▶ _ASSIGNED TASK_: In the entries below, find each line bearing the string "minutes" and copy it.

▶ _DATA EXTRACTS_:
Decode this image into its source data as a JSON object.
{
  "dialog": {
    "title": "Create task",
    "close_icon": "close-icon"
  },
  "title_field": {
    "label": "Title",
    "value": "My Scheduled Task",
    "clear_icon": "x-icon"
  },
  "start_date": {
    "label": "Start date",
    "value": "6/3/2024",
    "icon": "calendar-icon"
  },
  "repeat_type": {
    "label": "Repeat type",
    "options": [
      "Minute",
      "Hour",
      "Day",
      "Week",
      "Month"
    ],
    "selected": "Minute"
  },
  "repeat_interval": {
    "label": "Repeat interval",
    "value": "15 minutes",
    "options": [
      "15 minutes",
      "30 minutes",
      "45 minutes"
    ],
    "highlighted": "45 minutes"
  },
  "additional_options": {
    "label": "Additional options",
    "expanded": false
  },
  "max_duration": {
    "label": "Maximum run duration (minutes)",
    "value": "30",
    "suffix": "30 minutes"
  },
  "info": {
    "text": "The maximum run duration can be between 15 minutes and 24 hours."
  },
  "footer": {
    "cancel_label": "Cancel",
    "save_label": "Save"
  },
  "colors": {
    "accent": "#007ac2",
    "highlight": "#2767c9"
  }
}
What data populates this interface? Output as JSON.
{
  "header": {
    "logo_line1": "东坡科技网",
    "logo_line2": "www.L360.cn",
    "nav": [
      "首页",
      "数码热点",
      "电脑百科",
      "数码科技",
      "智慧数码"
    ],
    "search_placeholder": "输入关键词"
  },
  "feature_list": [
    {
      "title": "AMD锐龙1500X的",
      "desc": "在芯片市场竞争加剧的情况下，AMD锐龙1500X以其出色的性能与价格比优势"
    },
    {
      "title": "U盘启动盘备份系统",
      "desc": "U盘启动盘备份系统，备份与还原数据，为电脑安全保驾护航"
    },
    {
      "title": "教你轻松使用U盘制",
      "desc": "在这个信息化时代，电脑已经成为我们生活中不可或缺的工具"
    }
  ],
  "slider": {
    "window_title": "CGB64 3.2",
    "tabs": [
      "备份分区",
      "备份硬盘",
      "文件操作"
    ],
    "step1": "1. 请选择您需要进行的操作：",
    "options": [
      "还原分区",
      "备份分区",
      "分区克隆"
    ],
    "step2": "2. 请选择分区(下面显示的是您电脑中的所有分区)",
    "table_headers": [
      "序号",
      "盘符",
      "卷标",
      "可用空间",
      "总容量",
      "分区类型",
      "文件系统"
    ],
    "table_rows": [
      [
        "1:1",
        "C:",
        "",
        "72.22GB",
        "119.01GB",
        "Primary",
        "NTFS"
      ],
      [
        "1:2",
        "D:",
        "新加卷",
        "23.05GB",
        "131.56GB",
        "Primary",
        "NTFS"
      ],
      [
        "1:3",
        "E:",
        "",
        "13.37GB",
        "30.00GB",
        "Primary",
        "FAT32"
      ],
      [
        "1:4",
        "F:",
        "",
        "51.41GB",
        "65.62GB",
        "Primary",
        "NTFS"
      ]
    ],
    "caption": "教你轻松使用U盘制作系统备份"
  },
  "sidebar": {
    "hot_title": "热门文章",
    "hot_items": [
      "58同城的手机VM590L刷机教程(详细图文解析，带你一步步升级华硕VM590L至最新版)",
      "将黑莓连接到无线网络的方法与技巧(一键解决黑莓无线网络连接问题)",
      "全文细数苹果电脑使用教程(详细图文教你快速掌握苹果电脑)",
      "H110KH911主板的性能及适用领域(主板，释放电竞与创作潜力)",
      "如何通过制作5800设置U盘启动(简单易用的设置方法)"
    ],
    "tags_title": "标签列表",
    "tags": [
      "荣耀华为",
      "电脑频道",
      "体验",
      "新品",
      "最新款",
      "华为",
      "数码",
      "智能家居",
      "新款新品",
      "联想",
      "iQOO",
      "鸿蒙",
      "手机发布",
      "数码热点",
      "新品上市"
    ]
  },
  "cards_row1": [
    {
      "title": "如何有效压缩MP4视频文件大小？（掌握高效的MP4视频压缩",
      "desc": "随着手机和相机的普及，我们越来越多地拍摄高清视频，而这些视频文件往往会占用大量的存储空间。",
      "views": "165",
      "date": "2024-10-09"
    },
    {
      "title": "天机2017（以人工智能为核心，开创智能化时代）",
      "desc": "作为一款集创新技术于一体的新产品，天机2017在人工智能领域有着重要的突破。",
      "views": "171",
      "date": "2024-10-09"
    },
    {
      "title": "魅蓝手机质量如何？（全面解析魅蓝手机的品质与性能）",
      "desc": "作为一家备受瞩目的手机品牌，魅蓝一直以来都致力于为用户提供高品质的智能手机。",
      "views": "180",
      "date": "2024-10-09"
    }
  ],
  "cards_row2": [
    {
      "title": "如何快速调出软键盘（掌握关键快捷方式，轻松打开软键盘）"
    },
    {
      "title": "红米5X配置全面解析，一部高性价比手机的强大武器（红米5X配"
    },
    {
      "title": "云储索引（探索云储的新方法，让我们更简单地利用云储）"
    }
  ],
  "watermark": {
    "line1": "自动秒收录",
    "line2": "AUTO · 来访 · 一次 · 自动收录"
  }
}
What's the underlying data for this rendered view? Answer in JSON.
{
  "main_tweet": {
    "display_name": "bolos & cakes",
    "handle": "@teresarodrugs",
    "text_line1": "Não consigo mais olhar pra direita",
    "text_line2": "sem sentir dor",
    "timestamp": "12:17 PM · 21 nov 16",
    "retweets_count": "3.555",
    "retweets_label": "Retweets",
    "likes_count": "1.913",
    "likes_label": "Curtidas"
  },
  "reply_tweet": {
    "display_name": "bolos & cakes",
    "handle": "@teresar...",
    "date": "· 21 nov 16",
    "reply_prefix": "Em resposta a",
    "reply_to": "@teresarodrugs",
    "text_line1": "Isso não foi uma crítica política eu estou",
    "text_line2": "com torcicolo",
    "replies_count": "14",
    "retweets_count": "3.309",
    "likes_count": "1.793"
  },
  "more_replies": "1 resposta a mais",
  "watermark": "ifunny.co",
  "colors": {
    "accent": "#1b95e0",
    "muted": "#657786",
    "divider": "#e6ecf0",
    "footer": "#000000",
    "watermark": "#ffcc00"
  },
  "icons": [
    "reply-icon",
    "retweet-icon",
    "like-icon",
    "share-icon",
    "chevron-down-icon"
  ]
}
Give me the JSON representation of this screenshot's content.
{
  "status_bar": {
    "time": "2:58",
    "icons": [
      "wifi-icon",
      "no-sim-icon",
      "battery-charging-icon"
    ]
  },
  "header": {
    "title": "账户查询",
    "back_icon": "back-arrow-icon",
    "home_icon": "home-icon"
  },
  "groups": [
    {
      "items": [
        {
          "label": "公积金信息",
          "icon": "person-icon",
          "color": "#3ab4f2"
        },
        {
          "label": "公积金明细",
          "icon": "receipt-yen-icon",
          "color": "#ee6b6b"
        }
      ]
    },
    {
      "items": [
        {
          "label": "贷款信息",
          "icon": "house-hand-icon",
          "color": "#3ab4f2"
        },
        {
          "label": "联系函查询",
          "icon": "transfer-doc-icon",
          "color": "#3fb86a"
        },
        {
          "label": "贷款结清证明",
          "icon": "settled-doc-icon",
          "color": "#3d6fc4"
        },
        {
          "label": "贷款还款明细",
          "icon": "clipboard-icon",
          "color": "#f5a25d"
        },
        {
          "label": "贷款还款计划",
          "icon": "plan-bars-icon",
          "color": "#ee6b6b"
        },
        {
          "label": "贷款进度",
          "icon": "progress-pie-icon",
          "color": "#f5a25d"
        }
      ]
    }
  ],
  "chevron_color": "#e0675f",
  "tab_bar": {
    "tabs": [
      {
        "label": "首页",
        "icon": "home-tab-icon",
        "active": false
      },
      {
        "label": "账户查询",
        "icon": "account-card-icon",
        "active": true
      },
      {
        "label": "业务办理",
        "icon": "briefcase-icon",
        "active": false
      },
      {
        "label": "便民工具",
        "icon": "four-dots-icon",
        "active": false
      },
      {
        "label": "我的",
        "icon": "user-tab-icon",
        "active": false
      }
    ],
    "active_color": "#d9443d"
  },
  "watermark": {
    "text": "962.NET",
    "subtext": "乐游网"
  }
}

▶ _RESPONSE TO THE EXERCISE_:
    "value": "15 minutes",
      "15 minutes",
      "30 minutes",
      "45 minutes"
    "highlighted": "45 minutes"
    "label": "Maximum run duration (minutes)",
    "suffix": "30 minutes"
    "text": "The maximum run duration can be between 15 minutes and 24 hours."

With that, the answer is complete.